— TASK OBJECTIVE —
Make an exact copy of the lines from the one containing "Transcribe this image's" to the end of the records below, and leave out everything else.

— MATERIAL PROVIDED —
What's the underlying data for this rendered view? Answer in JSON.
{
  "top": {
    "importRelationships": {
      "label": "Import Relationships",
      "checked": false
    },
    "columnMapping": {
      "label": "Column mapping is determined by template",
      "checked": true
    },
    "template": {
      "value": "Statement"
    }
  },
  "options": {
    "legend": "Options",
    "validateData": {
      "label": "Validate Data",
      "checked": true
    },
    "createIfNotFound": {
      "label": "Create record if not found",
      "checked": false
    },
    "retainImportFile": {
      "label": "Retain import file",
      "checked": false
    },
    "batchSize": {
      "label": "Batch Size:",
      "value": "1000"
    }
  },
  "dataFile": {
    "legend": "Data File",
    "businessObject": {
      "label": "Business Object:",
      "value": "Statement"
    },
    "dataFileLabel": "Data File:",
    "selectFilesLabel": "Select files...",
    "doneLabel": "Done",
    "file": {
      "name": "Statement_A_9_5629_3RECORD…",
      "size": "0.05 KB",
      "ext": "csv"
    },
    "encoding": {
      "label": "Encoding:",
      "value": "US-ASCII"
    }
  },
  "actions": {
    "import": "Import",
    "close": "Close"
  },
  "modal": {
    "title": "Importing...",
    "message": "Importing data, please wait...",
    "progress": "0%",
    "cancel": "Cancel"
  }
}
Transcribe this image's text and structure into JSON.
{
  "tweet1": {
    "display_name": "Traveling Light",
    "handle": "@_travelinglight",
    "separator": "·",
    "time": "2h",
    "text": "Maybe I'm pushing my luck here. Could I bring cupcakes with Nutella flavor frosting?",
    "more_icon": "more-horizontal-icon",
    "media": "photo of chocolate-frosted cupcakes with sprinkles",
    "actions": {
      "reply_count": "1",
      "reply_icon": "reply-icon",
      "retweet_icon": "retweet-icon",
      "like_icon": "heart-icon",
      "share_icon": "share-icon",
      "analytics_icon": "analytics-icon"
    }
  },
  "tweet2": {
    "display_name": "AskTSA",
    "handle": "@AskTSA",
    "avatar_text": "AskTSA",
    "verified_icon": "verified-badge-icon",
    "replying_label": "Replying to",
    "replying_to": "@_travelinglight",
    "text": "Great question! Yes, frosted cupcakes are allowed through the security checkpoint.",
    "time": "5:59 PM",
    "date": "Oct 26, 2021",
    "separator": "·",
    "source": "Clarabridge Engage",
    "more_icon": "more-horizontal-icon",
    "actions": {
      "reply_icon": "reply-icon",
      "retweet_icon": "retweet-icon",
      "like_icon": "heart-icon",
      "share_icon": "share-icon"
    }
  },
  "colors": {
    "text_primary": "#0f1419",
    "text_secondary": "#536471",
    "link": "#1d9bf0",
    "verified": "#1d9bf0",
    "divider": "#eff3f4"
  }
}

— RESULT FOR THIS EXERCISE —
Transcribe this image's text and structure into JSON.
{
  "tweet1": {
    "display_name": "Traveling Light",
    "handle": "@_travelinglight",
    "separator": "·",
    "time": "2h",
    "text": "Maybe I'm pushing my luck here. Could I bring cupcakes with Nutella flavor frosting?",
    "more_icon": "more-horizontal-icon",
    "media": "photo of chocolate-frosted cupcakes with sprinkles",
    "actions": {
      "reply_count": "1",
      "reply_icon": "reply-icon",
      "retweet_icon": "retweet-icon",
      "like_icon": "heart-icon",
      "share_icon": "share-icon",
      "analytics_icon": "analytics-icon"
    }
  },
  "tweet2": {
    "display_name": "AskTSA",
    "handle": "@AskTSA",
    "avatar_text": "AskTSA",
    "verified_icon": "verified-badge-icon",
    "replying_label": "Replying to",
    "replying_to": "@_travelinglight",
    "text": "Great question! Yes, frosted cupcakes are allowed through the security checkpoint.",
    "time": "5:59 PM",
    "date": "Oct 26, 2021",
    "separator": "·",
    "source": "Clarabridge Engage",
    "more_icon": "more-horizontal-icon",
    "actions": {
      "reply_icon": "reply-icon",
      "retweet_icon": "retweet-icon",
      "like_icon": "heart-icon",
      "share_icon": "share-icon"
    }
  },
  "colors": {
    "text_primary": "#0f1419",
    "text_secondary": "#536471",
    "link": "#1d9bf0",
    "verified": "#1d9bf0",
    "divider": "#eff3f4"
  }
}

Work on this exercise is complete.